> **Data supplied**
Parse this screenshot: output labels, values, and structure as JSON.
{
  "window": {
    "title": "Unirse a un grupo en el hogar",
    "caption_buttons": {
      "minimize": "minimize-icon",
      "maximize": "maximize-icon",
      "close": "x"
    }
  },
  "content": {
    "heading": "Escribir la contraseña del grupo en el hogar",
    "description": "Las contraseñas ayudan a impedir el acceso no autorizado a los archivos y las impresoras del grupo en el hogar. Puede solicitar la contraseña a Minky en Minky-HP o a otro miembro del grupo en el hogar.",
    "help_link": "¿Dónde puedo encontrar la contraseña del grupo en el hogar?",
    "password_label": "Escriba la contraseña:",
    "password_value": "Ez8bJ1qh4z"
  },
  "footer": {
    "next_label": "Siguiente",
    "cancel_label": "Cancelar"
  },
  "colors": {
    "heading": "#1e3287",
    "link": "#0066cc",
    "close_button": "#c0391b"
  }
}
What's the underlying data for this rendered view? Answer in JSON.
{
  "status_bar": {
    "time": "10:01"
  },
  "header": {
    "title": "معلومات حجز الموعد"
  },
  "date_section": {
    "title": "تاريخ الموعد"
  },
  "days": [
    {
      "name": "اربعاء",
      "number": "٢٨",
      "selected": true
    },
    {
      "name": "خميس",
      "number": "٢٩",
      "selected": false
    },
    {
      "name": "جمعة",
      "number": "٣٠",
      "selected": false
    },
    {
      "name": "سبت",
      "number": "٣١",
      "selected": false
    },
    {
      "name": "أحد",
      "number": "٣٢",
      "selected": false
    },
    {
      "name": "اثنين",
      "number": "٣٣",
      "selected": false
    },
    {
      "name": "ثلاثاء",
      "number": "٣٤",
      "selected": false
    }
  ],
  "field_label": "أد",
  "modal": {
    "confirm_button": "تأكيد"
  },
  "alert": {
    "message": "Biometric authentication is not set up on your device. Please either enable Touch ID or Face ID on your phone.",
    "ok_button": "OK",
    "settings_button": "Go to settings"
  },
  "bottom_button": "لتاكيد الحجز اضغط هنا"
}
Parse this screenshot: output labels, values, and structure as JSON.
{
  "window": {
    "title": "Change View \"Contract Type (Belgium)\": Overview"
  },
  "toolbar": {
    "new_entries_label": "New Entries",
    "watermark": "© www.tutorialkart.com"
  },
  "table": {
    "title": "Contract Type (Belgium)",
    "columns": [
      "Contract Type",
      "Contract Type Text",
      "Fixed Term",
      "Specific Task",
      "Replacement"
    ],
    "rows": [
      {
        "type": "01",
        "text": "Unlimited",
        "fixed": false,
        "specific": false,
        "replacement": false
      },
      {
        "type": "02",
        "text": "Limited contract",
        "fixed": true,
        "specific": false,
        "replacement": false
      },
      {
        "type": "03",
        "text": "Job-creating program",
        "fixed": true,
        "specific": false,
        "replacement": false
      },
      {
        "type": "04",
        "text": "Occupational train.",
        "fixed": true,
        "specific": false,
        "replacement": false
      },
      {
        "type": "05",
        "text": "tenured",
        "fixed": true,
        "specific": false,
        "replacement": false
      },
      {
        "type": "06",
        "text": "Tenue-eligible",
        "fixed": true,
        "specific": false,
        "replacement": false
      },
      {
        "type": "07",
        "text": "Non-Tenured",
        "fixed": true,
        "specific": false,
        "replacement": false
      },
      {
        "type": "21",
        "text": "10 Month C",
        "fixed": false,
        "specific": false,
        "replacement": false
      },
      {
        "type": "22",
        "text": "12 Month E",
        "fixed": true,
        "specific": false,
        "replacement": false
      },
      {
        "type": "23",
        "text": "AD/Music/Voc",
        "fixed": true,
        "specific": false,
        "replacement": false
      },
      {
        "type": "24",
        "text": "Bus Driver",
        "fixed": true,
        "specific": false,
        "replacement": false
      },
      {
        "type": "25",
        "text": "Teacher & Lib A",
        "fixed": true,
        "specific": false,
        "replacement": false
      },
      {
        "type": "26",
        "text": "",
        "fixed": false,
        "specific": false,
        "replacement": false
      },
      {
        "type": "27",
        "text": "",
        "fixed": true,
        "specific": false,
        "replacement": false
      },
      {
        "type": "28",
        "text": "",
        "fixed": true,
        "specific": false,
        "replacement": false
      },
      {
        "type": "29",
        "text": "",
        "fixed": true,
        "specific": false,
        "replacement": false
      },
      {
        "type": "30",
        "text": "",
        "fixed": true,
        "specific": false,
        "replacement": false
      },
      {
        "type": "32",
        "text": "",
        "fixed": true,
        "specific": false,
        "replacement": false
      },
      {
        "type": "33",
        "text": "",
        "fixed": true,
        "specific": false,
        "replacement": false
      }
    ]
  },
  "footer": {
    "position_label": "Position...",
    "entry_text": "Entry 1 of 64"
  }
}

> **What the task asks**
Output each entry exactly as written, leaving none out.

> **Answer to the problem**
Parse this screenshot: output labels, values, and structure as JSON.
{
  "window": {
    "title": "Unirse a un grupo en el hogar",
    "caption_buttons": {
      "minimize": "minimize-icon",
      "maximize": "maximize-icon",
      "close": "x"
    }
  },
  "content": {
    "heading": "Escribir la contraseña del grupo en el hogar",
    "description": "Las contraseñas ayudan a impedir el acceso no autorizado a los archivos y las impresoras del grupo en el hogar. Puede solicitar la contraseña a Minky en Minky-HP o a otro miembro del grupo en el hogar.",
    "help_link": "¿Dónde puedo encontrar la contraseña del grupo en el hogar?",
    "password_label": "Escriba la contraseña:",
    "password_value": "Ez8bJ1qh4z"
  },
  "footer": {
    "next_label": "Siguiente",
    "cancel_label": "Cancelar"
  },
  "colors": {
    "heading": "#1e3287",
    "link": "#0066cc",
    "close_button": "#c0391b"
  }
}
What's the underlying data for this rendered view? Answer in JSON.
{
  "status_bar": {
    "time": "10:01"
  },
  "header": {
    "title": "معلومات حجز الموعد"
  },
  "date_section": {
    "title": "تاريخ الموعد"
  },
  "days": [
    {
      "name": "اربعاء",
      "number": "٢٨",
      "selected": true
    },
    {
      "name": "خميس",
      "number": "٢٩",
      "selected": false
    },
    {
      "name": "جمعة",
      "number": "٣٠",
      "selected": false
    },
    {
      "name": "سبت",
      "number": "٣١",
      "selected": false
    },
    {
      "name": "أحد",
      "number": "٣٢",
      "selected": false
    },
    {
      "name": "اثنين",
      "number": "٣٣",
      "selected": false
    },
    {
      "name": "ثلاثاء",
      "number": "٣٤",
      "selected": false
    }
  ],
  "field_label": "أد",
  "modal": {
    "confirm_button": "تأكيد"
  },
  "alert": {
    "message": "Biometric authentication is not set up on your device. Please either enable Touch ID or Face ID on your phone.",
    "ok_button": "OK",
    "settings_button": "Go to settings"
  },
  "bottom_button": "لتاكيد الحجز اضغط هنا"
}
Parse this screenshot: output labels, values, and structure as JSON.
{
  "window": {
    "title": "Change View \"Contract Type (Belgium)\": Overview"
  },
  "toolbar": {
    "new_entries_label": "New Entries",
    "watermark": "© www.tutorialkart.com"
  },
  "table": {
    "title": "Contract Type (Belgium)",
    "columns": [
      "Contract Type",
      "Contract Type Text",
      "Fixed Term",
      "Specific Task",
      "Replacement"
    ],
    "rows": [
      {
        "type": "01",
        "text": "Unlimited",
        "fixed": false,
        "specific": false,
        "replacement": false
      },
      {
        "type": "02",
        "text": "Limited contract",
        "fixed": true,
        "specific": false,
        "replacement": false
      },
      {
        "type": "03",
        "text": "Job-creating program",
        "fixed": true,
        "specific": false,
        "replacement": false
      },
      {
        "type": "04",
        "text": "Occupational train.",
        "fixed": true,
        "specific": false,
        "replacement": false
      },
      {
        "type": "05",
        "text": "tenured",
        "fixed": true,
        "specific": false,
        "replacement": false
      },
      {
        "type": "06",
        "text": "Tenue-eligible",
        "fixed": true,
        "specific": false,
        "replacement": false
      },
      {
        "type": "07",
        "text": "Non-Tenured",
        "fixed": true,
        "specific": false,
        "replacement": false
      },
      {
        "type": "21",
        "text": "10 Month C",
        "fixed": false,
        "specific": false,
        "replacement": false
      },
      {
        "type": "22",
        "text": "12 Month E",
        "fixed": true,
        "specific": false,
        "replacement": false
      },
      {
        "type": "23",
        "text": "AD/Music/Voc",
        "fixed": true,
        "specific": false,
        "replacement": false
      },
      {
        "type": "24",
        "text": "Bus Driver",
        "fixed": true,
        "specific": false,
        "replacement": false
      },
      {
        "type": "25",
        "text": "Teacher & Lib A",
        "fixed": true,
        "specific": false,
        "replacement": false
      },
      {
        "type": "26",
        "text": "",
        "fixed": false,
        "specific": false,
        "replacement": false
      },
      {
        "type": "27",
        "text": "",
        "fixed": true,
        "specific": false,
        "replacement": false
      },
      {
        "type": "28",
        "text": "",
        "fixed": true,
        "specific": false,
        "replacement": false
      },
      {
        "type": "29",
        "text": "",
        "fixed": true,
        "specific": false,
        "replacement": false
      },
      {
        "type": "30",
        "text": "",
        "fixed": true,
        "specific": false,
        "replacement": false
      },
      {
        "type": "32",
        "text": "",
        "fixed": true,
        "specific": false,
        "replacement": false
      },
      {
        "type": "33",
        "text": "",
        "fixed": true,
        "specific": false,
        "replacement": false
      }
    ]
  },
  "footer": {
    "position_label": "Position...",
    "entry_text": "Entry 1 of 64"
  }
}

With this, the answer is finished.